## [Task instructions]
Search the records below for the word "data" and show every line where it occurs.

## [Task input]
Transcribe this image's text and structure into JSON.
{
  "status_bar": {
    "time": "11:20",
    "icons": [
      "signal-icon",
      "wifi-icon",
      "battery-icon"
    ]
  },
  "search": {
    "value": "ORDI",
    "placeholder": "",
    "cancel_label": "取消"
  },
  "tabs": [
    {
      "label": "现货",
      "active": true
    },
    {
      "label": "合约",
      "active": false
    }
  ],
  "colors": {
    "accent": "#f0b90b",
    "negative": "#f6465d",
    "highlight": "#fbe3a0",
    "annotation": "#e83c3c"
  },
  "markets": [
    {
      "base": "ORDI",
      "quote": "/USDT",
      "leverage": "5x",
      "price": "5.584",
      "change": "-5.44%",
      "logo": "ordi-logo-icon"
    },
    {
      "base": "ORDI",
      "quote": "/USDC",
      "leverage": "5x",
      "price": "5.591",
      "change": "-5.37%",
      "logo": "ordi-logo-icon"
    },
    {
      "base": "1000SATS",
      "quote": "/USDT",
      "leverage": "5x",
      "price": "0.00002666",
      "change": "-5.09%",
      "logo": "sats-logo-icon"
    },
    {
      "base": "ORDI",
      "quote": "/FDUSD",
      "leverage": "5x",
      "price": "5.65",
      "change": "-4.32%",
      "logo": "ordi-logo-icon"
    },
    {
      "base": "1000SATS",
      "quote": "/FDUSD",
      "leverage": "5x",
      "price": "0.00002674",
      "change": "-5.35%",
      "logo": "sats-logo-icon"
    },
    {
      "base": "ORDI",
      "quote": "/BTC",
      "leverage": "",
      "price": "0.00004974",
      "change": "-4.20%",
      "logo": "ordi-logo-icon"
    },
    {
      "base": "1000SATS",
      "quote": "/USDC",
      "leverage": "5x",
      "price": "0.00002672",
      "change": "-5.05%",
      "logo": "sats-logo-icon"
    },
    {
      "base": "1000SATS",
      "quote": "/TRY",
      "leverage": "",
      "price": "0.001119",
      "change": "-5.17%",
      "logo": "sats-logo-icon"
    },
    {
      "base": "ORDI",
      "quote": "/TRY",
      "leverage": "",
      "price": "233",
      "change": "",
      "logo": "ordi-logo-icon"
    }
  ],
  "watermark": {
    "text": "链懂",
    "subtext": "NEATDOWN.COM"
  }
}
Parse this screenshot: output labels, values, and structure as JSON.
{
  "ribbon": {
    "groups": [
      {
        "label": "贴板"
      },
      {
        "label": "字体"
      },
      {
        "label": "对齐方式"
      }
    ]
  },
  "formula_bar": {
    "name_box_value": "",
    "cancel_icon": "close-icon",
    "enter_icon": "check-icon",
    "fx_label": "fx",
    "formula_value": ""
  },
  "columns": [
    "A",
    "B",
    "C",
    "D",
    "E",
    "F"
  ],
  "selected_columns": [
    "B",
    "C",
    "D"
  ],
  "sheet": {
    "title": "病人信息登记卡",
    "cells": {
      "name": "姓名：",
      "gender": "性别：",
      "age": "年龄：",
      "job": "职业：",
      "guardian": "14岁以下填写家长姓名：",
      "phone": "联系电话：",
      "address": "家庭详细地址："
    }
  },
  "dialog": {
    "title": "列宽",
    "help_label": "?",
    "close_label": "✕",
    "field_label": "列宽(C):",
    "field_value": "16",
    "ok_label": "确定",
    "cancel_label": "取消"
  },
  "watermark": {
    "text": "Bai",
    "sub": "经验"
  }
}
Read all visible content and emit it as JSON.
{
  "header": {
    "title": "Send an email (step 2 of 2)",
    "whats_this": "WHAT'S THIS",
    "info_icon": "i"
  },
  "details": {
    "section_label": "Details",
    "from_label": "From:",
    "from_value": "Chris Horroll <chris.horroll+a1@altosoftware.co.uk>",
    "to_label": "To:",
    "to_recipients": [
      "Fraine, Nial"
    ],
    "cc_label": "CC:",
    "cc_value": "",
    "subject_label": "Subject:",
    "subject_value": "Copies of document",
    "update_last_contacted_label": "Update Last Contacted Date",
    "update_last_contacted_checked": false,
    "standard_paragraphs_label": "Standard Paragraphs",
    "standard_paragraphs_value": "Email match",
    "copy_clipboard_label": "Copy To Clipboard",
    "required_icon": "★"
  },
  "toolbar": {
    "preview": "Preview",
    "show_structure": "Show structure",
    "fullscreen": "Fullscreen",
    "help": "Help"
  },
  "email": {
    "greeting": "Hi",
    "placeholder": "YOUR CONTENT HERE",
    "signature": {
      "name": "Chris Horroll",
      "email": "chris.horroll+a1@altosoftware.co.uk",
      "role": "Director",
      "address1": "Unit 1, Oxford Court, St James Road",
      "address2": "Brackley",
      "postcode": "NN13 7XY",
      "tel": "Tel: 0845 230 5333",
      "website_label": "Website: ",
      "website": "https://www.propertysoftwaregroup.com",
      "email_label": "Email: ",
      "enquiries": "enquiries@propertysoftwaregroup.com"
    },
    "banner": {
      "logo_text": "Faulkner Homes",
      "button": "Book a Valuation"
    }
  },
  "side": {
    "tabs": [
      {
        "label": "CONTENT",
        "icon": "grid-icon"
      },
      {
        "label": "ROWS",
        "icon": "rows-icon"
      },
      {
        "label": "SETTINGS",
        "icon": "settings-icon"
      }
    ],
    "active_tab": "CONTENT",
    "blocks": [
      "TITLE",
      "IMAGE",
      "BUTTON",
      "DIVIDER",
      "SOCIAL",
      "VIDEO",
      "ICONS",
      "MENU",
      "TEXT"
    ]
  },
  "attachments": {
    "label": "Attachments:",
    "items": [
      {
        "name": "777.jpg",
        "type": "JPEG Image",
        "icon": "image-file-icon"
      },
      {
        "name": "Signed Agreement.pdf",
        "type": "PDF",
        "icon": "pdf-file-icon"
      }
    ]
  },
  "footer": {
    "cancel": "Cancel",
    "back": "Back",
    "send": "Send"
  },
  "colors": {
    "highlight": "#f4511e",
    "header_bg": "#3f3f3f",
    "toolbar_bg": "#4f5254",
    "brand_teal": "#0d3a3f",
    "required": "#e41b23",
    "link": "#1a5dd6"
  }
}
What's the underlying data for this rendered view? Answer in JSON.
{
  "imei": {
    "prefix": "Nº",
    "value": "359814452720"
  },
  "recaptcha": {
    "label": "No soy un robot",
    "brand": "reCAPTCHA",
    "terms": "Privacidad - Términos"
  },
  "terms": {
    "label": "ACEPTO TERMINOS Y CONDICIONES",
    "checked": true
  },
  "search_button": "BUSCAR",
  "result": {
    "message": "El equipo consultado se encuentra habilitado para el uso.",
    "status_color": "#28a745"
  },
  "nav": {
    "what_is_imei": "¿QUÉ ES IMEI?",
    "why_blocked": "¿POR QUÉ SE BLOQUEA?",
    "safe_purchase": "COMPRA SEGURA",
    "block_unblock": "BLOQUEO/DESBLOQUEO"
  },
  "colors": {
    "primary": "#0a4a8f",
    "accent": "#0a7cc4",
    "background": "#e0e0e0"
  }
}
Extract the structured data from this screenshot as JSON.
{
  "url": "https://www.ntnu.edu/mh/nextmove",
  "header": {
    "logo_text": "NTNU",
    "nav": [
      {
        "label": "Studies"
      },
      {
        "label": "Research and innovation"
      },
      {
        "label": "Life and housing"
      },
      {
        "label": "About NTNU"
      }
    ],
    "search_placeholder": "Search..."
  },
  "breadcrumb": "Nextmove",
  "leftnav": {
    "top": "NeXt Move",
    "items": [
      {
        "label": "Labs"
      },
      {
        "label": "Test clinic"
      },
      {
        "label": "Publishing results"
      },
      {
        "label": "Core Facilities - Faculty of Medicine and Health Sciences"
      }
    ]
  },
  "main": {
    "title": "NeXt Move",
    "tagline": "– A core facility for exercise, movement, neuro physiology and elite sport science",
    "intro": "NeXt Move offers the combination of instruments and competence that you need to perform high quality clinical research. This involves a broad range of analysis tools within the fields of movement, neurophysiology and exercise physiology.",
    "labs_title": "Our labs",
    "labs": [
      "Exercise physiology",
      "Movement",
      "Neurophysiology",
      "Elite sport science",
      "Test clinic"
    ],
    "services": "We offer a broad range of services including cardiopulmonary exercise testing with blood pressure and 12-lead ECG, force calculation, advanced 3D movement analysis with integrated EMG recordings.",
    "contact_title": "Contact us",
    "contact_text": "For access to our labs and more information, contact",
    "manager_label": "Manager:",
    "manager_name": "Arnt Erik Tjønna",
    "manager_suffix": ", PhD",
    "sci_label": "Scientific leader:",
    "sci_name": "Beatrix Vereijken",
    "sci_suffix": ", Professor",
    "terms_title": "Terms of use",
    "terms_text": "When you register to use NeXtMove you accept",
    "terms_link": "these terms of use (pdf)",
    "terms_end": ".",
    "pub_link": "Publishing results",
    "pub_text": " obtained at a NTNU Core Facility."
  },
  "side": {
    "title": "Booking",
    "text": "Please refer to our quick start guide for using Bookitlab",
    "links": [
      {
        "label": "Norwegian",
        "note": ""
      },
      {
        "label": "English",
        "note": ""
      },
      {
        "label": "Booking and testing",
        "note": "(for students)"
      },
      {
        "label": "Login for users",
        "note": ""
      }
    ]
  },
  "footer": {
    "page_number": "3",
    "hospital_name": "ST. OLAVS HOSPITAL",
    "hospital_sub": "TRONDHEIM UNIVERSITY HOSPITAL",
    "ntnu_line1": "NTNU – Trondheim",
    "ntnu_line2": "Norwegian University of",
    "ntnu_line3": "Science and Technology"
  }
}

## [Solution to the problem]
What's the underlying data for this rendered view? Answer in JSON.
Extract the structured data from this screenshot as JSON.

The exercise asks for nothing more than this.